This past week, on the way to the grocery store, my daughter asked what I believed she thought would be a innocuous question, "Mom, when are we going back-to-school shopping?"
Volunteering with the Young Writers Summer Camp this past week really helped me to remember how utterly creative kids can be when encouraged to come up with their own ideas and use their own words.
This past week I gleefully accepted an offer for new job on the UW-Madison campus. My kids are getting are older and I guess I've felt for a while now that it was time to figure out what would be next for me on the professional front.
"Kids spend so much time in and around school, it's the only place where some have a chance to develop an appreciation for a healthy lifestyle," says Katie Hensel, founder and executive director of Tri 4 Schools.
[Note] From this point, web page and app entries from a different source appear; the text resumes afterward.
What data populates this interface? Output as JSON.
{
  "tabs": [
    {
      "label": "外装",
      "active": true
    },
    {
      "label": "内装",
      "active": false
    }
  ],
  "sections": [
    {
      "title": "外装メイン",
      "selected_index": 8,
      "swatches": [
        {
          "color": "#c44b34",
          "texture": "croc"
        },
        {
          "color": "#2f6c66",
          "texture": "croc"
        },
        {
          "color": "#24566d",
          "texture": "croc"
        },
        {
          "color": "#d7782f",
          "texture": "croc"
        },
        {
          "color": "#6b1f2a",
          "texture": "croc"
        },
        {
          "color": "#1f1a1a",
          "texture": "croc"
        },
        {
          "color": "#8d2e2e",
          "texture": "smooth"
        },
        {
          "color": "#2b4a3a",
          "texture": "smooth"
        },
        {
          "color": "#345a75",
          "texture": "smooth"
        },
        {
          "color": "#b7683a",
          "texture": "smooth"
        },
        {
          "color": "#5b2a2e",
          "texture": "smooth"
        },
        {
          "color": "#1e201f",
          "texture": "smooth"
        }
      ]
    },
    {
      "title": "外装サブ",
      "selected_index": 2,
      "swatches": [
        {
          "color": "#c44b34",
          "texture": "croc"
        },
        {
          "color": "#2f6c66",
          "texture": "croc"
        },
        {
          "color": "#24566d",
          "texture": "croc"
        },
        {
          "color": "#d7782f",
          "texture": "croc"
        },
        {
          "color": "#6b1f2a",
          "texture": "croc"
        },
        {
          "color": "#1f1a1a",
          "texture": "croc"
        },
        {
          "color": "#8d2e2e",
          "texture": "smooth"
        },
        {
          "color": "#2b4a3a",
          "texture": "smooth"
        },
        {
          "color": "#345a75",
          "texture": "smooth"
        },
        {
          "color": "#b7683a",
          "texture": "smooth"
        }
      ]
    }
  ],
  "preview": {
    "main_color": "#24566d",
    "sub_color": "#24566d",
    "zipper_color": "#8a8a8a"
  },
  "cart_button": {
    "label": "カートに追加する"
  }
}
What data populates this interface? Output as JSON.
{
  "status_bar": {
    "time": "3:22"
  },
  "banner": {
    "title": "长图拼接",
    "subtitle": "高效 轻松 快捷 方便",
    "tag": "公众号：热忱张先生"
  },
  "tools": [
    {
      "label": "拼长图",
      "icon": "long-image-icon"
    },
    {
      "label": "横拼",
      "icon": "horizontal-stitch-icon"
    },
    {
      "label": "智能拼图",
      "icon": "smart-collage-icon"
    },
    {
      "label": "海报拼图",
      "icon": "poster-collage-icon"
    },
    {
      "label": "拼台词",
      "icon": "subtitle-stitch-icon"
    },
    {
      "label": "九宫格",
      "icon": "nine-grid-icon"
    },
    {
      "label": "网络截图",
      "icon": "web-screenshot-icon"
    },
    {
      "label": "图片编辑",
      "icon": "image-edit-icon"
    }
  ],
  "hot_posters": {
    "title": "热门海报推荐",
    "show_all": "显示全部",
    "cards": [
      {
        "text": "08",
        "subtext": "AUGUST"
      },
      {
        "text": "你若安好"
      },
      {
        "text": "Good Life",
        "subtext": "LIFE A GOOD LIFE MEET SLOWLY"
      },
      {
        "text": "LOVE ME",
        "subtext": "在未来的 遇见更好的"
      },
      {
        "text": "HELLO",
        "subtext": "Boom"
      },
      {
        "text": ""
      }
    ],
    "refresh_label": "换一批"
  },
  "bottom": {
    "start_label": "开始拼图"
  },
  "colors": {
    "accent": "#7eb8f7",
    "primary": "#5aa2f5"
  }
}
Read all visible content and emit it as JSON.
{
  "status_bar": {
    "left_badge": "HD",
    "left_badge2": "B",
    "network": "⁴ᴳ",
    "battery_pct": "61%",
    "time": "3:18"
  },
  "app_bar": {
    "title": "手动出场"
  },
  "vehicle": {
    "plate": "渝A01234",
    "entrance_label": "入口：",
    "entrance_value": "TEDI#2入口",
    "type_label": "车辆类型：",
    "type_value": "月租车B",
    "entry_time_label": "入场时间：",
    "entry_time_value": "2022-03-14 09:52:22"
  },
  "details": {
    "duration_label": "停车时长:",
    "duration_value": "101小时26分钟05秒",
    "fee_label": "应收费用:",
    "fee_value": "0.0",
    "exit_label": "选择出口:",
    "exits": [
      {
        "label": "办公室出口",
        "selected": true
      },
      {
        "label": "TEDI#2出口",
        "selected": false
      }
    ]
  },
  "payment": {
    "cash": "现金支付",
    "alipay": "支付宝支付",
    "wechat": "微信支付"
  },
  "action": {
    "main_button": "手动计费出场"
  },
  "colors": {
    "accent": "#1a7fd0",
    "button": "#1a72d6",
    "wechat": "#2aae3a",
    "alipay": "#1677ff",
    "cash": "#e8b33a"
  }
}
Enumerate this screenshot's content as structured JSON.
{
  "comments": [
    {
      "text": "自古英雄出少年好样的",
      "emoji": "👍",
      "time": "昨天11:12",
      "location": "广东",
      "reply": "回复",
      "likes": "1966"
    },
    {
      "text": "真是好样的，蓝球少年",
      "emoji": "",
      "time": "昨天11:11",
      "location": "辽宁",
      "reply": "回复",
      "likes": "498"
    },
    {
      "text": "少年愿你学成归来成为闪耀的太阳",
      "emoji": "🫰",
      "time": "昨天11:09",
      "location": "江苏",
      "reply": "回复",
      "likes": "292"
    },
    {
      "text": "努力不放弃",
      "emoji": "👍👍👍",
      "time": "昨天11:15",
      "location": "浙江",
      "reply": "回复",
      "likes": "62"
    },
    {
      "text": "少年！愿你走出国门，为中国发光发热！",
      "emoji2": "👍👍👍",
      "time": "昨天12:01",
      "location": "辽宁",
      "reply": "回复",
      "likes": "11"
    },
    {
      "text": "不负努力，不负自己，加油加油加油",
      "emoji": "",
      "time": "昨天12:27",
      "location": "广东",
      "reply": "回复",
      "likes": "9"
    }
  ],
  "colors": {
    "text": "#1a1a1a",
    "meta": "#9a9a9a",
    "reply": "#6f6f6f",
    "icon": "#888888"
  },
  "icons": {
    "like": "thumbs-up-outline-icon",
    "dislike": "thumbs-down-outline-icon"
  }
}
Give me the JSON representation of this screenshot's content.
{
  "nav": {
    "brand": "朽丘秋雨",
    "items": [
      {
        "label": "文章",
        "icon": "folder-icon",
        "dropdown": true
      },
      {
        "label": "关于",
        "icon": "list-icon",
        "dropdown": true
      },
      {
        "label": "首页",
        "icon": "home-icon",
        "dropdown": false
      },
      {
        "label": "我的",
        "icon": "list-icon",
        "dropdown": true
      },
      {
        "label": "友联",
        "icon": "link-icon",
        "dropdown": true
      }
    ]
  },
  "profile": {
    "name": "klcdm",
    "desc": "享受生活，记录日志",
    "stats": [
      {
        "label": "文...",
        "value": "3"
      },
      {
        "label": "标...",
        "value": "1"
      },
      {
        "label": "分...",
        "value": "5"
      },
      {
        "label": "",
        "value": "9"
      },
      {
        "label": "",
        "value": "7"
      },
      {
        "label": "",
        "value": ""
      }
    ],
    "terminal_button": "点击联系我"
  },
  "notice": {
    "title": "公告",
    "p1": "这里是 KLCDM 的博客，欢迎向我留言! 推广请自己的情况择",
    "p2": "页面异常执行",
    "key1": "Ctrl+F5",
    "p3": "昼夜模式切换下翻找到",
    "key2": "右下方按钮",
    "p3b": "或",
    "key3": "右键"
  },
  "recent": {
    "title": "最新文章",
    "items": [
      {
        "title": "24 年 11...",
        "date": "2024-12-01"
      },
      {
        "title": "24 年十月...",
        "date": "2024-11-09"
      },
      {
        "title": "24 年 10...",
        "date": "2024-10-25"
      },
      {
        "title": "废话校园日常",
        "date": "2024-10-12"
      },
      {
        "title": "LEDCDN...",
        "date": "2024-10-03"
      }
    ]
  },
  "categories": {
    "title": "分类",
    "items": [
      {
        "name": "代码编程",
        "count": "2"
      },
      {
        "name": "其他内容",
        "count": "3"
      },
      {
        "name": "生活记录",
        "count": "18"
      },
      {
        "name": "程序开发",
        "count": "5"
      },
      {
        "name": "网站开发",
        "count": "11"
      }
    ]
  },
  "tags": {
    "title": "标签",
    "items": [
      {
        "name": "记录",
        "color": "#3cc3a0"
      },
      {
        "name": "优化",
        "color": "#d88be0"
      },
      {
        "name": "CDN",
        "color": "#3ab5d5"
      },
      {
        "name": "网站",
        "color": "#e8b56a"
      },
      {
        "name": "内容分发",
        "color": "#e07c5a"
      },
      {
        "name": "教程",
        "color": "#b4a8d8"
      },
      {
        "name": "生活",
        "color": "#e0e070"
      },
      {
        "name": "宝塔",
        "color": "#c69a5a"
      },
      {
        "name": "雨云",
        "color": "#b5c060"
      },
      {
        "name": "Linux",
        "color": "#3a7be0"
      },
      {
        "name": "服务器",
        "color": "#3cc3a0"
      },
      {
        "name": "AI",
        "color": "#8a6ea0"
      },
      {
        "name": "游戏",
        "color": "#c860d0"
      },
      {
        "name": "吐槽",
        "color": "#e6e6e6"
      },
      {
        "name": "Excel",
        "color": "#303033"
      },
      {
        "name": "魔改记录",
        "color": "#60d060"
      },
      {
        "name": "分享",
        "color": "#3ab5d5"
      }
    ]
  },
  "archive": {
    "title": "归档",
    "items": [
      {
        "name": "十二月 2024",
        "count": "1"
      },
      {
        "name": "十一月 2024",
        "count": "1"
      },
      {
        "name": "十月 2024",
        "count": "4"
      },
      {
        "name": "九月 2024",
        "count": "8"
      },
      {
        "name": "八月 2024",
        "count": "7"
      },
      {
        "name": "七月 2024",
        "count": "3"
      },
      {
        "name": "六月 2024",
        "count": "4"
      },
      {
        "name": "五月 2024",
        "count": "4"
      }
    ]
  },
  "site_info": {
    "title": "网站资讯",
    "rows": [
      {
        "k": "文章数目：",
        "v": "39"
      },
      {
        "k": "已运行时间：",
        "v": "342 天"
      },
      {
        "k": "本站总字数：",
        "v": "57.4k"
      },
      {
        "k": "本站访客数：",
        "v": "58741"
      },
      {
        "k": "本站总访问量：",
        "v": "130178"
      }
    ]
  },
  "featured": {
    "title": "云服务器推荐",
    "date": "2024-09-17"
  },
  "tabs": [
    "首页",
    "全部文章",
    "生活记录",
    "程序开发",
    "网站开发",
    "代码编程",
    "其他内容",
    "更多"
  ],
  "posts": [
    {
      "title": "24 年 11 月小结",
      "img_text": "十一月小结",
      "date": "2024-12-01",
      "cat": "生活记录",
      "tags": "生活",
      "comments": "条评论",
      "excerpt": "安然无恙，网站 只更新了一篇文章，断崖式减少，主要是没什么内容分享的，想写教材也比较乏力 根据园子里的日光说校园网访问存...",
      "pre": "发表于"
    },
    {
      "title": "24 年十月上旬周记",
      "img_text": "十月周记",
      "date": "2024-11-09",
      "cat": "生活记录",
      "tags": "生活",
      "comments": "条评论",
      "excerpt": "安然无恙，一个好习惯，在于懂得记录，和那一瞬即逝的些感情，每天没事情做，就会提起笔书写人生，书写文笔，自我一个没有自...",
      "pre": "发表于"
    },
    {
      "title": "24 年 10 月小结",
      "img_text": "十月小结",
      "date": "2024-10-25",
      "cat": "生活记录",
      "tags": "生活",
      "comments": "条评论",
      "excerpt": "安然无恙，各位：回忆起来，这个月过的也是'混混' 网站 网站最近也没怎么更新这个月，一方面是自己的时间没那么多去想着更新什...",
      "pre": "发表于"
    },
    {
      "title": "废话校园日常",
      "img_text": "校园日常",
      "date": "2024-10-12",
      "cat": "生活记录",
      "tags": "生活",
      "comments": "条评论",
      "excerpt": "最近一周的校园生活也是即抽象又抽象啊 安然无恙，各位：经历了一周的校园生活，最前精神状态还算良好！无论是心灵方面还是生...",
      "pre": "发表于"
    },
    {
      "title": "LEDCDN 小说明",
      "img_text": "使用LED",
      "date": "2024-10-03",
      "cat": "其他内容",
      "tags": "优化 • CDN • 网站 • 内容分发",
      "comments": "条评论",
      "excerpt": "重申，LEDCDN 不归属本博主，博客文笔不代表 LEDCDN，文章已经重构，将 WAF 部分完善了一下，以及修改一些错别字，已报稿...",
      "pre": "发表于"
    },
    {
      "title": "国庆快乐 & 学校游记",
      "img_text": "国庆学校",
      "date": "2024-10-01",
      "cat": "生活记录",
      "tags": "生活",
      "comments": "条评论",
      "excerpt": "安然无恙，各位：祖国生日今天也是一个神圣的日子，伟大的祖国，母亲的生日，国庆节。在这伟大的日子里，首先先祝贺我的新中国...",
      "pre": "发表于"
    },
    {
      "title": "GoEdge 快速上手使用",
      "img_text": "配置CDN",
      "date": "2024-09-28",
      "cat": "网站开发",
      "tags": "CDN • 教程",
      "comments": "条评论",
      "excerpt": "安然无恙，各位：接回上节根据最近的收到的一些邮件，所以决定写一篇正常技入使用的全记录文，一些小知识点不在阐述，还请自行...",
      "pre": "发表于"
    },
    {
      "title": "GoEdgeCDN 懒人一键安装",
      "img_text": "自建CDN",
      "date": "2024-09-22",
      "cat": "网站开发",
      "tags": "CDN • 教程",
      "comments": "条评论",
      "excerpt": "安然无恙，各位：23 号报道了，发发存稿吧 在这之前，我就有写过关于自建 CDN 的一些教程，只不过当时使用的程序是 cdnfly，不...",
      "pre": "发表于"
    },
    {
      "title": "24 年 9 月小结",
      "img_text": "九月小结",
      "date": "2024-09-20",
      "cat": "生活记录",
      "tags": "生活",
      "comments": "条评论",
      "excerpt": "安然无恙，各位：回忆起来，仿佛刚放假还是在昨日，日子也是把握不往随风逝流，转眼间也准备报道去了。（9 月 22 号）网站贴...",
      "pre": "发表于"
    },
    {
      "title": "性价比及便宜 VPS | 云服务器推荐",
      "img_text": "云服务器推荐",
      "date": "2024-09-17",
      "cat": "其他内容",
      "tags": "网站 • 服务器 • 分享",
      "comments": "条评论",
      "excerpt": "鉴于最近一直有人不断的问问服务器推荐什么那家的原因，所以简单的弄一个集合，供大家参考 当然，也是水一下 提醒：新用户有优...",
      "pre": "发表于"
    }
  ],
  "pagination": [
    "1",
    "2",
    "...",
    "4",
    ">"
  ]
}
"I'm envious, mom," said my twelve-year-old daughter as she hopped in the car after theater camp last week. "All the other kids in my group seem to really like, and to be really good at, singing, dancing and acting. But I think all those things are just okay."
"People are looking to book space here all the time," says Remy Fernández-O'Brien, communications and facilities coordinator for the Lussier Community Education Center, a private, nonprofit community center on Madison's west side. "They want to throw their child's first birthday party here or hold a Girl Scout meeting. We're really busy year-round, but it's especially lively here in the summer."
Last week, in response to the county-wide Sleep Safe, Sleep Well public health campaign that encourages parents to "share the room, not the bed" with their sleeping infants, Isthmus contributor Ruth Conniff penned a lovely opinion piece in defense of bed sharing entitled "Confessions of a Co-Sleeper."
As much as I'd like to believe there is latent genius in my daughter's early finger paintings, I'm pretty sure her works are not distinguishable from those created by the pointer fingers and pinkies of thousands of other children from across the world.